In organizational work involving multiple parties, including conflict resolution, facilitation, discussion and negotiation work is commonplace, including at CRU. In order to run in an orderly, smooth and purposeful manner, a discussion and negotiation is usually guided by a facilitator. The facilitator will help oversee the discussion so that it remains focused by maintaining smooth communication and ensuring that the participants respect each other’s ideas and are orderly in their dialogue. In organizing, we often use the services of a facilitator or even we ourselves are assigned as a facilitator in organizational discussions.
In carrying out his role, a facilitator often uses various facilitation techniques, such as active listening, asking open-ended questions, asking for clarifications, brainstorming, group and plenary discussions, role playing and simulation, mind mapping, problem solving, agreeing on the rules of the game, ice-breakers and energizers, and so on.
The use of facilitation techniques choice above also needs to be adjusted to the purpose of the discussion itself. For example, if the purpose of the discussion is to carry out organizational strategic planning, it may be necessary for a facilitator to use ice-breakers and energizer technique to smooth the tension between discussion sessions. Meanwhile, if the discussion is carried out in the context of negotiating conflict resolution, usually the agreeing on the rules of the negotiation becomes a separate agenda discussed by the parties facilitated by a mediator.
Regarding to conflict resolution, it can be said that the mediation process is a series of discussions directed at efforts to resolve conflicts and a mediator’s role is to facilitate discussions between the parties to find a way out of the conflict they are facing. Because of that we can say that a mediator should master the skills of facilitating negotiations.
However, is facilitating negotiations in mediation the same as facilitating discussions in general? Both facilitators and mediators are third parties outside of the interested parties who play a role in designing, guiding, and maintaining the smooth running of a discussion. Then, what is the difference?
There are two important differences between facilitating discussions in general and facilitating negotiations; the first is that in negotiations the topic of discussion is conflict and not an objective problem distant from the participants. And secondly, in negotiations the participants are parties in conflict and the relationship between them is painted by real interests which often conflict with each other. So, even though the facilitator and mediator are equally responsible for building and maintaining the discussion process so that it runs in an orderly manner, in the context of negotiations several things become more important to note, including the relationship between the parties and their goals in solving problems that are in the real interests of each. each party. Which means that in the role of the mediator, aspects of controlling emotions and maintaining relations between parties, maintaining the impartiality of the mediator, and efforts to develop an objective and distanced attitude are more of a consideration than in the role of the facilitator in discussions other than conflict resolution negotiations.
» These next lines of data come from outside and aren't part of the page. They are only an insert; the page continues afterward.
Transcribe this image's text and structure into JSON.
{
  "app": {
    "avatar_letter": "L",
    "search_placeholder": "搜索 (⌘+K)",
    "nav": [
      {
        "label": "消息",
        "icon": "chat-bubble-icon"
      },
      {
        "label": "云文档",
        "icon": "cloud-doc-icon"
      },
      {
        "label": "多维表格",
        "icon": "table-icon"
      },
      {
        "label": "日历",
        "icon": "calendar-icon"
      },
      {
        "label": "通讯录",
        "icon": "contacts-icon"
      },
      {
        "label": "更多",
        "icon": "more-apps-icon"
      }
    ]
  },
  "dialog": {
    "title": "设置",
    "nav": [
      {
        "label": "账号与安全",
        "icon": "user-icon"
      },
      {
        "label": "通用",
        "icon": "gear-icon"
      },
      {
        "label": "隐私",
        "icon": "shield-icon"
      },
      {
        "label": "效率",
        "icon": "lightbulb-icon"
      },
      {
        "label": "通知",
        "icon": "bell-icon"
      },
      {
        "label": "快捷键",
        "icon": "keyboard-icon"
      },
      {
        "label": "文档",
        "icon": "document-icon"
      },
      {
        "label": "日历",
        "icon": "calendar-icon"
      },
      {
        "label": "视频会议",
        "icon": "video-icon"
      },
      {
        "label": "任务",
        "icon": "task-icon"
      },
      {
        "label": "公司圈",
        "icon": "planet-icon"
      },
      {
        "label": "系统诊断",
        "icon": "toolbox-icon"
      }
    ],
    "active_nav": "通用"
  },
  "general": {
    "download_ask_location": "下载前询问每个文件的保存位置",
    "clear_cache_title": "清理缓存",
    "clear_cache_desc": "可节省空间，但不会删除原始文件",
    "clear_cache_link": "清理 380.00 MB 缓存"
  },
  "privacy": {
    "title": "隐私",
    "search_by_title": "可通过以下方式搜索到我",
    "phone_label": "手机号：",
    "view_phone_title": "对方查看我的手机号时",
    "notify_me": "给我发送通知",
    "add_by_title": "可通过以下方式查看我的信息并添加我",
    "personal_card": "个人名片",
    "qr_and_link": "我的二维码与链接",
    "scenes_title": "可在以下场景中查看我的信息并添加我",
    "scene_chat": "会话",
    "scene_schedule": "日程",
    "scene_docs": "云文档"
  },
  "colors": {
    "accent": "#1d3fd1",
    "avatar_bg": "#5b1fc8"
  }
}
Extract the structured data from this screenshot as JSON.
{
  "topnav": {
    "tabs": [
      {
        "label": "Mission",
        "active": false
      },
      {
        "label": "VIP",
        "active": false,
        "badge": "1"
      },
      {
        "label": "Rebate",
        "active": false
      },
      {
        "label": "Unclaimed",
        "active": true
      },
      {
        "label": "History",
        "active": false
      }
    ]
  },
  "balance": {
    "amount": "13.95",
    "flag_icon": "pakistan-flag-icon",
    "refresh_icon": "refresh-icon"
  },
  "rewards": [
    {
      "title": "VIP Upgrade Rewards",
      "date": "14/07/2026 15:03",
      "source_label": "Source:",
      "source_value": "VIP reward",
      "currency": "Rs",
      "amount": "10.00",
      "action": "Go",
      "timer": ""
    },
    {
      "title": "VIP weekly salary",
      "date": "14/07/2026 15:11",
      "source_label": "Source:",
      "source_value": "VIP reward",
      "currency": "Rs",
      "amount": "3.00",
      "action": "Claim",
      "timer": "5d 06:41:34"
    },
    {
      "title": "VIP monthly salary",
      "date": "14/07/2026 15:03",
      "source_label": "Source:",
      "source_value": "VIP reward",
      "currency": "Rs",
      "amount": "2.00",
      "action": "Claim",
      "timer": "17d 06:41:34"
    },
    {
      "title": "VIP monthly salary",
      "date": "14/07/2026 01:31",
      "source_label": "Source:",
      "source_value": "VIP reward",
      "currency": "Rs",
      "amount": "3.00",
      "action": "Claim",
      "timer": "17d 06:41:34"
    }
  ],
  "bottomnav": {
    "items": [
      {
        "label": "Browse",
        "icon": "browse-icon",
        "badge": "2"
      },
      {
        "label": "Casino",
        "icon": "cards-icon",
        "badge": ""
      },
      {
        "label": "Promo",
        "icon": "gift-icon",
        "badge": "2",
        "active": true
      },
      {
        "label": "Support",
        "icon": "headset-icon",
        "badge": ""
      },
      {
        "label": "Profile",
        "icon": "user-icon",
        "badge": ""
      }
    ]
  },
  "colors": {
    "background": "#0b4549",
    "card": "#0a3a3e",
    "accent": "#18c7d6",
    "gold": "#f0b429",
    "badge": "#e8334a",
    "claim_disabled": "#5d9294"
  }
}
In the context of conflict management, the ability of the mediator to facilitate negotiations between the parties will determine the quality of the resulting agreement. Where a mediator is responsible for building a conducive process for the parties to be able to have a dialogue from the start of the mediation process. In short, if the mediator is unable to build a conducive discussion process, then the resulting agreement may not be the right solution for resolving the conflict. This is another aspect that differentiates negotiations from discussion processes in general. Often in the process of handling conflicts, building an atmosphere where the parties can respect each other’s existence and ideas is a task in itself before negotiations begin. Things like this, do not always have to be faced by a facilitator.
Therefore, it is very important for a mediator to master the ability and skills to facilitate negotiations that are sensitive to the conflict resolution efforts that are being developed.
For example, in general discussions the seating arrangements of the participants may only consider efficiency incommunication, but in negotiations for conflict resolution seating arrangements reflecting an equal position between the parties become very important. This may seem like a small issue, however, if the sitting position of the parties is not arranged in such a way by the mediator, it could become a stage for one party to demonstrate its strength in order to intimidate the other party. This, of course, can add to the problem.
In summary, commonly known discussion facilitation techniques can be used in negotiations but need to be adapted to the broader context, objectives and stages of negotiations. Also, while good facilitation abilities and skills are absolutely necessary for mediators, a good facilitator will not necessarily be a good mediator.
Hopefully this explanation can provide an overview of how to differentiate the facilitation of negotiations in mediation and the facilitation of discussions in general.
Photo credit by Johanes Minawan Laksana – Aerial view of Plaga Village in Bali island.